Scott manages to get a job (in product placement, at a Baskin-Robbins outlet), but loses it when his criminal record is discovered. Returning to Luis and the boys, he signs on for their planned caper, which involves cracking a safe in the mansion of Dr. Hank Pym (Michael Douglas). The safe turns out to contain only an odd leather uniform, but donning it plunges Scott down into the mini-world of Ant-Man. There, he launches into the movie's first stretch of digital brilliance, fleeing for his life from a gushing faucet and a huge, looming vacuum cleaner, among other terrors. The meticulous design of this sequence stirs something like a sense of wonder—by now the rarest of responses to contemporary CGI.   

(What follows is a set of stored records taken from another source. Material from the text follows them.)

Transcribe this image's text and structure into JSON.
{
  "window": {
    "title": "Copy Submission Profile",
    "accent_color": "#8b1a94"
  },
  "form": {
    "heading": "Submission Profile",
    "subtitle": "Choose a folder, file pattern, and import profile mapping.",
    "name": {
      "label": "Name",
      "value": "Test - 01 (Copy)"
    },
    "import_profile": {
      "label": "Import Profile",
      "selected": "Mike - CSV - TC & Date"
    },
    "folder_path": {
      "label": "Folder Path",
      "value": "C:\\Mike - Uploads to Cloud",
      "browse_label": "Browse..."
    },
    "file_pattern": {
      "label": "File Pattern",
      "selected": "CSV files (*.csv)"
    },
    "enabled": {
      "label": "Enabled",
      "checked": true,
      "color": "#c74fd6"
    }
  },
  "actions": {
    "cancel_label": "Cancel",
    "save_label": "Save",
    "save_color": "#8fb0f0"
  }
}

Soon we learn that Pym created the Ant-Man suit, and was the first to wear it. Its secret is the Pym Particle, which the doctor has always kept secret. But now his onetime protégé, the demented Darren Cross (Corey Stoll), is attempting to replicate the particle in order to create a deadly wasp-man called Yellowjacket, which he intends to sell for military purposes. Pym is determined to stop Cross, and of course he wants Scott to strap on the Ant suit and help.

Here Marvel demonstrates a manipulative self-awareness. Pym's daughter Hope (Evangeline Lilly), is a martial-arts master, and clearly much better qualified than Scott for Ant-Person duty. The movie plays this obvious fact as an in-joke, but it nevertheless stirs distracting thoughts. One needn't be a droning feminist to wonder what ever happened to DC's long-bruited Wonder Woman movie, or the Black Widow spinoff Marvel really ought to make. Maybe later, Marvel suggests here. For the moment, though, please be content to watch Hope's initial hostility toward Scott—for taking a gig that should be hers—melt into the usual puddle of romantic surrender. 

The movie proceeds unsurprisingly toward a tumultuous assault on Cross' big science lair, with Scott soaring around on airborne carpenter ants, navigating a waterway on a raft of fire ants, and battling a bad guy atop a speeding toy train. There's a lot of top-flight digital expertise on display, but it's subverted by the story's uneven construction (and its over-extended length). No matter how big the effects, the picture still feels small and trifling; and the sequel inevitably signaled at the end prompts little in the way of anticipatory excitement.